In both Brazil and Indonesia, non-governmental organizations such as Greenpeace have successfully persuaded international corporations such as McDonald’s to stop buying palm oil, soybeans, or other agricultural products grown on deforested land. In Brazil, the environmental community was given a major boost when the country hosted the first Earth Summit in Rio de Janeiro in 1992. Seymour says the summit shone a spotlight on forest and environmental issues and helped nurture a community of civil society organizations, economists, and scientists who developed tools, such as satellite monitoring, to slow deforestation.
“Brazilian policy makers have seen that the conservation and restoration of tropical forests is not only good for the environment, but also for quality of life, the economy, and foreign relations,” says Solange Filoso, a research assistant professor at the University of Maryland Center for Environmental Science. She is working with Brazilian researchers to monitor reforestation to reverse the loss biodiversity and assist in the recovery of ecosystems services — work that could be applied to other developing countries with tropical forests.
Indonesia lags quite a few years behind Brazil in the democratic process. But President Widodo’s recent announcement of an end to further peatland conversion indicates that conservation groups and activists are gaining greater influence. “I think it is fair to say that Indonesia is in certain ways following Brazil’s example, but with Indonesia’s own special features,” says Seymour.
She and other analysts say that this year’s disastrous fires could be a turning point for Indonesians fed up with forest degradation.

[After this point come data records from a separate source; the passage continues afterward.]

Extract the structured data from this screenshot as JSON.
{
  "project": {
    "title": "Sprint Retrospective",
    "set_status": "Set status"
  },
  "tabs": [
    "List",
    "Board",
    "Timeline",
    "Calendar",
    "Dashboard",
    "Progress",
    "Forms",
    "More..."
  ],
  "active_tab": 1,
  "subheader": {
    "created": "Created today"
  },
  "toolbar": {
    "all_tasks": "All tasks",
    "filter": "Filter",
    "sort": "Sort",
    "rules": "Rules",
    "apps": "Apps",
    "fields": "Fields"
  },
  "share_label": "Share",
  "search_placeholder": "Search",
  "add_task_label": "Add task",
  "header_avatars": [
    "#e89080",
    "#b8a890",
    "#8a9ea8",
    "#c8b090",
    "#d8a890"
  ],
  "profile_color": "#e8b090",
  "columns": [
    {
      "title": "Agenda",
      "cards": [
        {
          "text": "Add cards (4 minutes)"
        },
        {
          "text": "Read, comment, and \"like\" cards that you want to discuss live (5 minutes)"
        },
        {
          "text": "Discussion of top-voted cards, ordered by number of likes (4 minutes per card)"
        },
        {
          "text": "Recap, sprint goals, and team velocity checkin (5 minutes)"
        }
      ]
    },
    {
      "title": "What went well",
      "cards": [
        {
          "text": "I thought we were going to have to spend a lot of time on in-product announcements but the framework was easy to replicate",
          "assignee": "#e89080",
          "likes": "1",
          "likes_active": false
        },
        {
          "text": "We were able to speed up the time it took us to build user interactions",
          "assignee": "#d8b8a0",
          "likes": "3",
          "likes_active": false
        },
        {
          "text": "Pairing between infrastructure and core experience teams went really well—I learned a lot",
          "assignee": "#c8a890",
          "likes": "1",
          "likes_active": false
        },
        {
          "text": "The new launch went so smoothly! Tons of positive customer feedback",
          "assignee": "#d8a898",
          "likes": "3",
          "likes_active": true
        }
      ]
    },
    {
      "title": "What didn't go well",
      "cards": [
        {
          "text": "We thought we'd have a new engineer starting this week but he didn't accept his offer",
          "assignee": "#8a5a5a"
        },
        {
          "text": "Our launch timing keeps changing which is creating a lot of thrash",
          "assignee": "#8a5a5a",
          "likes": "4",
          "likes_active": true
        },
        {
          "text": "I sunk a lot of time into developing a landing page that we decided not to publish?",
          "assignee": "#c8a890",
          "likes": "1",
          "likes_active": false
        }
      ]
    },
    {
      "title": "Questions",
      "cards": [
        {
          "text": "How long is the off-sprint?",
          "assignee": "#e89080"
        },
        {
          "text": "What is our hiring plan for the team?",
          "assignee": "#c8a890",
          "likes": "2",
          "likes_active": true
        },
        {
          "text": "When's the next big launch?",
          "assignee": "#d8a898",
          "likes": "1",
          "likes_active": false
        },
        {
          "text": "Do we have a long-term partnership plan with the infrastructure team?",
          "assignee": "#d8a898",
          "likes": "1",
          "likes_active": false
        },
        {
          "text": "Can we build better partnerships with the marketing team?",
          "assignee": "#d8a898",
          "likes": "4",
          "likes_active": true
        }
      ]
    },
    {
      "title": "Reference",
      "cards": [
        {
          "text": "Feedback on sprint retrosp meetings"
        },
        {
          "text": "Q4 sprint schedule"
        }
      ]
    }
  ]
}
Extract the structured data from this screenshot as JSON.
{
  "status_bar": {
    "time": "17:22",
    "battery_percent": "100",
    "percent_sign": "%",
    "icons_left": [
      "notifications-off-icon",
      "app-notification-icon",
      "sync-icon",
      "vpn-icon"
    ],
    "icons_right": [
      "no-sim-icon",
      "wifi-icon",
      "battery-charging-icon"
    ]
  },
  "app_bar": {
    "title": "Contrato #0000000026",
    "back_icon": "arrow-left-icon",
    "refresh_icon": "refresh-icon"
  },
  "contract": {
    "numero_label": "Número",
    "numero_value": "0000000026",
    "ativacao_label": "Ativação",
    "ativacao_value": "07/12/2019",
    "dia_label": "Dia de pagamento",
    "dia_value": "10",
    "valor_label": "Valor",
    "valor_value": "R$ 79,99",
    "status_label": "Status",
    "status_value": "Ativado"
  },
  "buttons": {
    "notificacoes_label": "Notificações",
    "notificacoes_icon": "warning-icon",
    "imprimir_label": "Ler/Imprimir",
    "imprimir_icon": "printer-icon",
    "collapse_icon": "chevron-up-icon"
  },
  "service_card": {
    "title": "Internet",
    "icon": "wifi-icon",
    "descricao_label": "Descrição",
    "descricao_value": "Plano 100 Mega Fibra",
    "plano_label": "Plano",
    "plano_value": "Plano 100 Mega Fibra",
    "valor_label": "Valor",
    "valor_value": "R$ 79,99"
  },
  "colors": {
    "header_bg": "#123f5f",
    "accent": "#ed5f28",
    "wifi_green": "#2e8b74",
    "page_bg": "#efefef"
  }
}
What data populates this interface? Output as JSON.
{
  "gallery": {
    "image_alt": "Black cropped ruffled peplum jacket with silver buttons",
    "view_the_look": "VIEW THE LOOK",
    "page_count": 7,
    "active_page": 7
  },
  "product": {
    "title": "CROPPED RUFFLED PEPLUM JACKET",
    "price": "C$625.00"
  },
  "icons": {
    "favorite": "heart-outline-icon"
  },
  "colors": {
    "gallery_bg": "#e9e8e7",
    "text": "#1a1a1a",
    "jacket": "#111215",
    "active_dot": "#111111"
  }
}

More than a half-million people have sought medical help for acute respiratory illness. Air quality in cities in Sumatra and Kalimantan has measured around 2000 on the Pollution Standard Index; a reading of 300 is considered hazardous. Six provinces have declared a state of emergency. Some residents have been evacuated onto ships to escape the smoke. At least 19 people have died since July 1, and thousands of premature deaths will likely result from extended exposure to the smoke, public health experts say.
The haze has closed schools, grounded flights, and angered key Indonesian trading partners such as Malaysia, Singapore, and Thailand. Economic losses from damage to agriculture, forest degradation, health, transportation, and tourism are estimated at $14 billion to $30 billion. The burning typically stops when seasonal rains arrive in October. Rain has fallen in Kalimantan and doused some of the fires, but strong El Niño conditions have delayed the autumn rains, which some experts predict may not arrive until December or early 2016. In addition, the drained peat lands in many areas are 15 meters deep — they smolder unabated when burned, much like underground coal mine fires.